You need to kow about LoRaWAN
What is LoRaWAN?
LoRaWAN is a proprietary LPWAN-connectivity protocol developed by Semtech. It is renowned for its low power usage and high transmission range (even when compared to other LPWANs). Also, it has a high resistance to interference, as its wireless modulation is based on technology developed for the military and space industry. In 2017 a LoRaWAN packet was transmitted over a distance of 702km, breaking previous records. These unique characteristics make it the ideal connectivity protocol for a variety of IoT use cases. LoRaWAN is maintained by the LoRa alliance, an open, non-profit association. Its members include certified device manufacturers, service providers, and public institutions.
The difference between LoRa and LoRaWAN
LoRa itself represents the physical layer of the network technology; it powers the wireless modulation, which is used to establish a long-range communication between devices.
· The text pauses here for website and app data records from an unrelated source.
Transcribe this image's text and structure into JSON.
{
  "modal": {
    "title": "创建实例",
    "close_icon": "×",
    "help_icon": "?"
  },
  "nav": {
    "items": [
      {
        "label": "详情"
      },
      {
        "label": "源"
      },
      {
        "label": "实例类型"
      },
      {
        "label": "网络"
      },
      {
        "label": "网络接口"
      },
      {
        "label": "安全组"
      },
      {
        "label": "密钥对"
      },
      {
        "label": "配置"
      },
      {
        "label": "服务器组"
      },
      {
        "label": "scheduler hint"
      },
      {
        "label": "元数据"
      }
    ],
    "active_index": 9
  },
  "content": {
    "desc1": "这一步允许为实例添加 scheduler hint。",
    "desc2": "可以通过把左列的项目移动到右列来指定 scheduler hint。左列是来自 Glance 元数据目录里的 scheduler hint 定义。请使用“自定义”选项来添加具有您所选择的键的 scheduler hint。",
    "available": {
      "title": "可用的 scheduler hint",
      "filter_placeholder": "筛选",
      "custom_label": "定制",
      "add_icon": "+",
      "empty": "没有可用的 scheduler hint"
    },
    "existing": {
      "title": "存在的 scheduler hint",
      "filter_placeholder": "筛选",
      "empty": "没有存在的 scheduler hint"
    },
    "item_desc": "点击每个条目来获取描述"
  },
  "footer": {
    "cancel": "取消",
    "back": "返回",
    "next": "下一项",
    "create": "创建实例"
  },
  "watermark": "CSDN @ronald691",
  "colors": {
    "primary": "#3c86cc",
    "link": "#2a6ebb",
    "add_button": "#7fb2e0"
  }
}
Most wireless systems use a traditional modulation, such as frequency key shifting (FSK). However, LoRa relies on a modulation called CSS (chirp spread spectrum) modulation, which has been developed by the military and space industry with the goal of creating an LPWAN, that is extremely long-range and resistant to interference. While CSS and FSK both feature low power consumption, CSS drastically elevates the communication range capabilities of its devices.
How Secure is LoRaWAN?
By design, LoRaWAN is very secure. Authentication and encryption are mandatory. But the security of networks and devices tends to get compromised if security keys are not randomized across devices, handled carelessly, or if cryptographic numbers are reused. It is, therefore, critical to look for LoRaWAN certified devices to ensure they work as expected.
From the outset, the LoRaWAN specification is designed with security as an essential aspect. It offers state-of-the-art security properties that meet the requirements of highly scalable low-power IoT networks. Unlike other IoT technologies, the LoRaWAN specification offers dedicated end-to-end encryption to its providers.
LoRaWAN use cases
Numerous institutions and private companies that are LoRa alliance members are already invested in broad industries that have a high potential to benefit from a LoRa-powered IoT network, such as:
·Transportation & Logistics
·Smart Environment & Agriculture
·Smart Buildings / Facility Management